Premiums shoot up, but many are paying less for 'Obamacare'
April 03, 2018 - 4:23 PM
WASHINGTON - Consumers getting financial assistance under former President Barack Obama's health care law will pay lower premiums this year, even though the "list price" for their health insurance shot up.
That odd result is reflected in a report issued Tuesday by the Trump administration.
After federal aid, the average monthly premium paid by subsidized customers on HealthCare.gov is dropping to $89 from last year's $106. That's a 16 per cent savings even though the "list price" premium went up about 30 per cent, now averaging $639 for those subsidized customers.
The bottom line is counterintuitive, but it shows how "Obamacare" subsidies cushion consumers from rising premiums.
Seema Verma, head of the Centers for Medicare and Medicaid Services, says more affordable health care options are needed for people who aren't eligible for the Affordable Care Act's income-based financial assistance.
But independent analysts say a big part of this year's premium increases is due to actions by the Trump administration, including the cancellation of major payments to insurers.
Insurers jacked up premiums to make up for the loss of federal dollars to cover discounted copays and deductibles that the companies were required to provide to low-income customers. Congressional authorization of the payments was under a legal cloud, and President Donald Trump pulled the plug. Bipartisan efforts to restore the money recently fell apart over disputes about abortion coverage.
"These numbers show for the first time how the Trump administration's termination of payments to insurers in a sense backfired," said Larry Levitt of the nonpartisan Kaiser Family Foundation. "The result, which is a little bizarre, is that consumers eligible for government premium subsidies are actually paying less out of their own pockets for insurance on average than last year."
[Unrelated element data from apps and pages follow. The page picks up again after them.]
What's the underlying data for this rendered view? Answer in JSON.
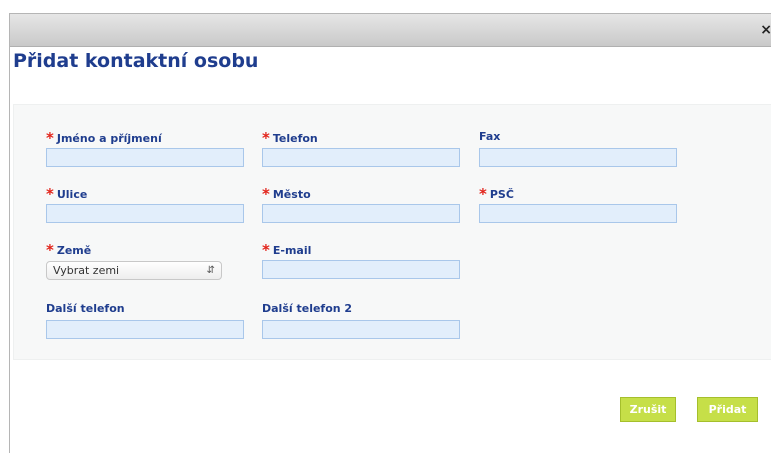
{
  "dialog": {
    "close_glyph": "×",
    "title": "Přidat kontaktní osobu"
  },
  "form": {
    "required_marker": "*",
    "fields": {
      "name": {
        "label": "Jméno a příjmení",
        "required": true,
        "value": ""
      },
      "phone": {
        "label": "Telefon",
        "required": true,
        "value": ""
      },
      "fax": {
        "label": "Fax",
        "required": false,
        "value": ""
      },
      "street": {
        "label": "Ulice",
        "required": true,
        "value": ""
      },
      "city": {
        "label": "Město",
        "required": true,
        "value": ""
      },
      "zip": {
        "label": "PSČ",
        "required": true,
        "value": ""
      },
      "country": {
        "label": "Země",
        "required": true,
        "selected": "Vybrat zemi"
      },
      "email": {
        "label": "E-mail",
        "required": true,
        "value": ""
      },
      "phone2": {
        "label": "Další telefon",
        "required": false,
        "value": ""
      },
      "phone3": {
        "label": "Další telefon 2",
        "required": false,
        "value": ""
      }
    }
  },
  "buttons": {
    "cancel": "Zrušit",
    "add": "Přidat"
  },
  "colors": {
    "title_blue": "#1f3d8e",
    "required_red": "#e2231a",
    "input_fill": "#e2eefb",
    "input_border": "#a9c7ea",
    "button_green": "#c6df48"
  },
  "icons": {
    "close": "close-icon",
    "select_arrows": "select-arrows-icon"
  }
}
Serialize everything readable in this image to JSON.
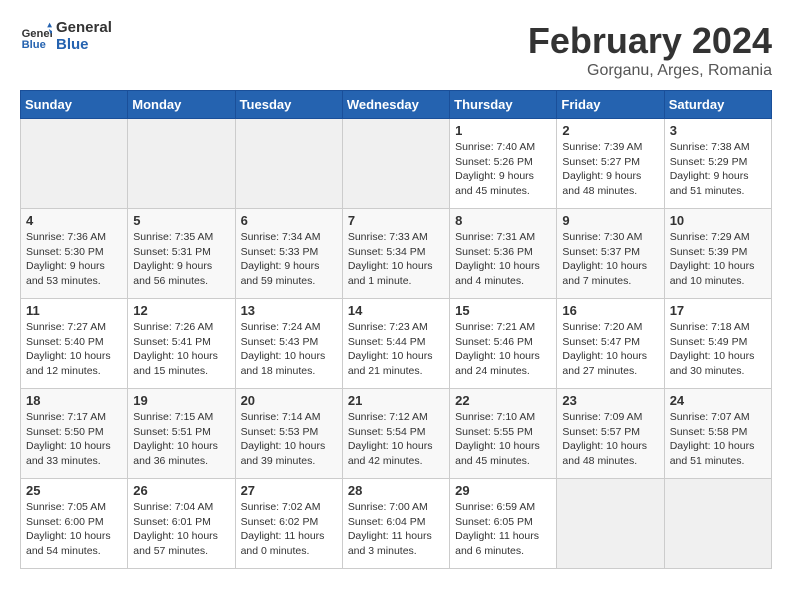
{
  "header": {
    "logo_line1": "General",
    "logo_line2": "Blue",
    "title": "February 2024",
    "subtitle": "Gorganu, Arges, Romania"
  },
  "days_of_week": [
    "Sunday",
    "Monday",
    "Tuesday",
    "Wednesday",
    "Thursday",
    "Friday",
    "Saturday"
  ],
  "weeks": [
    [
      {
        "day": "",
        "info": ""
      },
      {
        "day": "",
        "info": ""
      },
      {
        "day": "",
        "info": ""
      },
      {
        "day": "",
        "info": ""
      },
      {
        "day": "1",
        "info": "Sunrise: 7:40 AM\nSunset: 5:26 PM\nDaylight: 9 hours\nand 45 minutes."
      },
      {
        "day": "2",
        "info": "Sunrise: 7:39 AM\nSunset: 5:27 PM\nDaylight: 9 hours\nand 48 minutes."
      },
      {
        "day": "3",
        "info": "Sunrise: 7:38 AM\nSunset: 5:29 PM\nDaylight: 9 hours\nand 51 minutes."
      }
    ],
    [
      {
        "day": "4",
        "info": "Sunrise: 7:36 AM\nSunset: 5:30 PM\nDaylight: 9 hours\nand 53 minutes."
      },
      {
        "day": "5",
        "info": "Sunrise: 7:35 AM\nSunset: 5:31 PM\nDaylight: 9 hours\nand 56 minutes."
      },
      {
        "day": "6",
        "info": "Sunrise: 7:34 AM\nSunset: 5:33 PM\nDaylight: 9 hours\nand 59 minutes."
      },
      {
        "day": "7",
        "info": "Sunrise: 7:33 AM\nSunset: 5:34 PM\nDaylight: 10 hours\nand 1 minute."
      },
      {
        "day": "8",
        "info": "Sunrise: 7:31 AM\nSunset: 5:36 PM\nDaylight: 10 hours\nand 4 minutes."
      },
      {
        "day": "9",
        "info": "Sunrise: 7:30 AM\nSunset: 5:37 PM\nDaylight: 10 hours\nand 7 minutes."
      },
      {
        "day": "10",
        "info": "Sunrise: 7:29 AM\nSunset: 5:39 PM\nDaylight: 10 hours\nand 10 minutes."
      }
    ],
    [
      {
        "day": "11",
        "info": "Sunrise: 7:27 AM\nSunset: 5:40 PM\nDaylight: 10 hours\nand 12 minutes."
      },
      {
        "day": "12",
        "info": "Sunrise: 7:26 AM\nSunset: 5:41 PM\nDaylight: 10 hours\nand 15 minutes."
      },
      {
        "day": "13",
        "info": "Sunrise: 7:24 AM\nSunset: 5:43 PM\nDaylight: 10 hours\nand 18 minutes."
      },
      {
        "day": "14",
        "info": "Sunrise: 7:23 AM\nSunset: 5:44 PM\nDaylight: 10 hours\nand 21 minutes."
      },
      {
        "day": "15",
        "info": "Sunrise: 7:21 AM\nSunset: 5:46 PM\nDaylight: 10 hours\nand 24 minutes."
      },
      {
        "day": "16",
        "info": "Sunrise: 7:20 AM\nSunset: 5:47 PM\nDaylight: 10 hours\nand 27 minutes."
      },
      {
        "day": "17",
        "info": "Sunrise: 7:18 AM\nSunset: 5:49 PM\nDaylight: 10 hours\nand 30 minutes."
      }
    ],
    [
      {
        "day": "18",
        "info": "Sunrise: 7:17 AM\nSunset: 5:50 PM\nDaylight: 10 hours\nand 33 minutes."
      },
      {
        "day": "19",
        "info": "Sunrise: 7:15 AM\nSunset: 5:51 PM\nDaylight: 10 hours\nand 36 minutes."
      },
      {
        "day": "20",
        "info": "Sunrise: 7:14 AM\nSunset: 5:53 PM\nDaylight: 10 hours\nand 39 minutes."
      },
      {
        "day": "21",
        "info": "Sunrise: 7:12 AM\nSunset: 5:54 PM\nDaylight: 10 hours\nand 42 minutes."
      },
      {
        "day": "22",
        "info": "Sunrise: 7:10 AM\nSunset: 5:55 PM\nDaylight: 10 hours\nand 45 minutes."
      },
      {
        "day": "23",
        "info": "Sunrise: 7:09 AM\nSunset: 5:57 PM\nDaylight: 10 hours\nand 48 minutes."
      },
      {
        "day": "24",
        "info": "Sunrise: 7:07 AM\nSunset: 5:58 PM\nDaylight: 10 hours\nand 51 minutes."
      }
    ],
    [
      {
        "day": "25",
        "info": "Sunrise: 7:05 AM\nSunset: 6:00 PM\nDaylight: 10 hours\nand 54 minutes."
      },
      {
        "day": "26",
        "info": "Sunrise: 7:04 AM\nSunset: 6:01 PM\nDaylight: 10 hours\nand 57 minutes."
      },
      {
        "day": "27",
        "info": "Sunrise: 7:02 AM\nSunset: 6:02 PM\nDaylight: 11 hours\nand 0 minutes."
      },
      {
        "day": "28",
        "info": "Sunrise: 7:00 AM\nSunset: 6:04 PM\nDaylight: 11 hours\nand 3 minutes."
      },
      {
        "day": "29",
        "info": "Sunrise: 6:59 AM\nSunset: 6:05 PM\nDaylight: 11 hours\nand 6 minutes."
      },
      {
        "day": "",
        "info": ""
      },
      {
        "day": "",
        "info": ""
      }
    ]
  ]
}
About 11.8 million people signed up for coverage this year through HealthCare.gov and state insurance markets, a slight dip from last year.
News from © The Associated Press, 2018